§ **Assignment**
Without the images, write out the whole listing exactly.
** Exercise input follows **
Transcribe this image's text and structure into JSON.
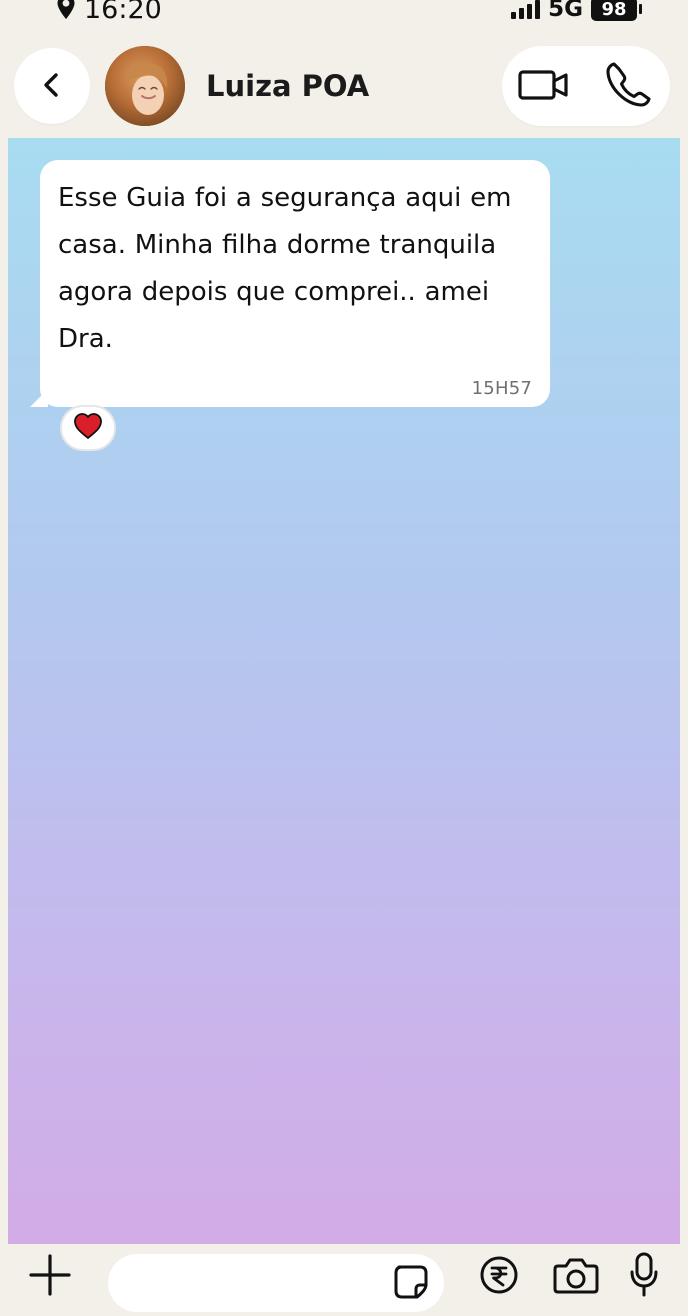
{
  "status_bar": {
    "time": "16:20",
    "network": "5G",
    "battery": "98"
  },
  "header": {
    "contact_name": "Luiza POA"
  },
  "message": {
    "text": "Esse Guia foi a segurança aqui em casa. Minha filha dorme tranquila agora depois que comprei.. amei Dra.",
    "time": "15H57",
    "reaction": "❤"
  },
  "input": {
    "value": "",
    "placeholder": ""
  },
  "icons": {
    "location": "location-icon",
    "back": "back-chevron-icon",
    "video": "video-call-icon",
    "phone": "phone-call-icon",
    "plus": "plus-icon",
    "sticker": "sticker-icon",
    "payment": "rupee-payment-icon",
    "camera": "camera-icon",
    "mic": "microphone-icon"
  },
  "colors": {
    "header_bg": "#f3efe9",
    "bubble_bg": "#ffffff",
    "gradient_top": "#a8dcf1",
    "gradient_mid": "#b3c8ef",
    "gradient_bottom": "#d3abe6",
    "heart": "#d81f2a"
  }
}
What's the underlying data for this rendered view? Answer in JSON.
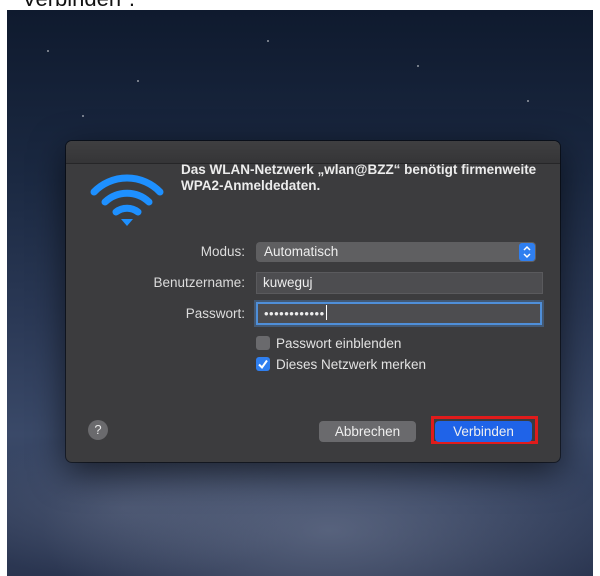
{
  "caption": "Verbinden\".",
  "dialog": {
    "message": "Das WLAN-Netzwerk „wlan@BZZ“ benötigt firmenweite WPA2-Anmeldedaten.",
    "icon": "wifi-icon",
    "modus": {
      "label": "Modus:",
      "value": "Automatisch"
    },
    "username": {
      "label": "Benutzername:",
      "value": "kuweguj"
    },
    "password": {
      "label": "Passwort:",
      "masked_value": "••••••••••••"
    },
    "options": [
      {
        "label": "Passwort einblenden",
        "checked": false
      },
      {
        "label": "Dieses Netzwerk merken",
        "checked": true
      }
    ],
    "help_label": "?",
    "cancel_label": "Abbrechen",
    "connect_label": "Verbinden"
  },
  "colors": {
    "accent": "#2f7ff0",
    "highlight_box": "#e01b1b",
    "dialog_bg": "#3c3c3e"
  }
}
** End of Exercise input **
§ **Solution**
Transcribe this image's text and structure into JSON.
{
  "status_bar": {
    "time": "16:20",
    "network": "5G",
    "battery": "98"
  },
  "header": {
    "contact_name": "Luiza POA"
  },
  "message": {
    "text": "Esse Guia foi a segurança aqui em casa. Minha filha dorme tranquila agora depois que comprei.. amei Dra.",
    "time": "15H57",
    "reaction": "❤"
  },
  "input": {
    "value": "",
    "placeholder": ""
  },
  "icons": {
    "location": "location-icon",
    "back": "back-chevron-icon",
    "video": "video-call-icon",
    "phone": "phone-call-icon",
    "plus": "plus-icon",
    "sticker": "sticker-icon",
    "payment": "rupee-payment-icon",
    "camera": "camera-icon",
    "mic": "microphone-icon"
  },
  "colors": {
    "header_bg": "#f3efe9",
    "bubble_bg": "#ffffff",
    "gradient_top": "#a8dcf1",
    "gradient_mid": "#b3c8ef",
    "gradient_bottom": "#d3abe6",
    "heart": "#d81f2a"
  }
}
What's the underlying data for this rendered view? Answer in JSON.
{
  "caption": "Verbinden\".",
  "dialog": {
    "message": "Das WLAN-Netzwerk „wlan@BZZ“ benötigt firmenweite WPA2-Anmeldedaten.",
    "icon": "wifi-icon",
    "modus": {
      "label": "Modus:",
      "value": "Automatisch"
    },
    "username": {
      "label": "Benutzername:",
      "value": "kuweguj"
    },
    "password": {
      "label": "Passwort:",
      "masked_value": "••••••••••••"
    },
    "options": [
      {
        "label": "Passwort einblenden",
        "checked": false
      },
      {
        "label": "Dieses Netzwerk merken",
        "checked": true
      }
    ],
    "help_label": "?",
    "cancel_label": "Abbrechen",
    "connect_label": "Verbinden"
  },
  "colors": {
    "accent": "#2f7ff0",
    "highlight_box": "#e01b1b",
    "dialog_bg": "#3c3c3e"
  }
}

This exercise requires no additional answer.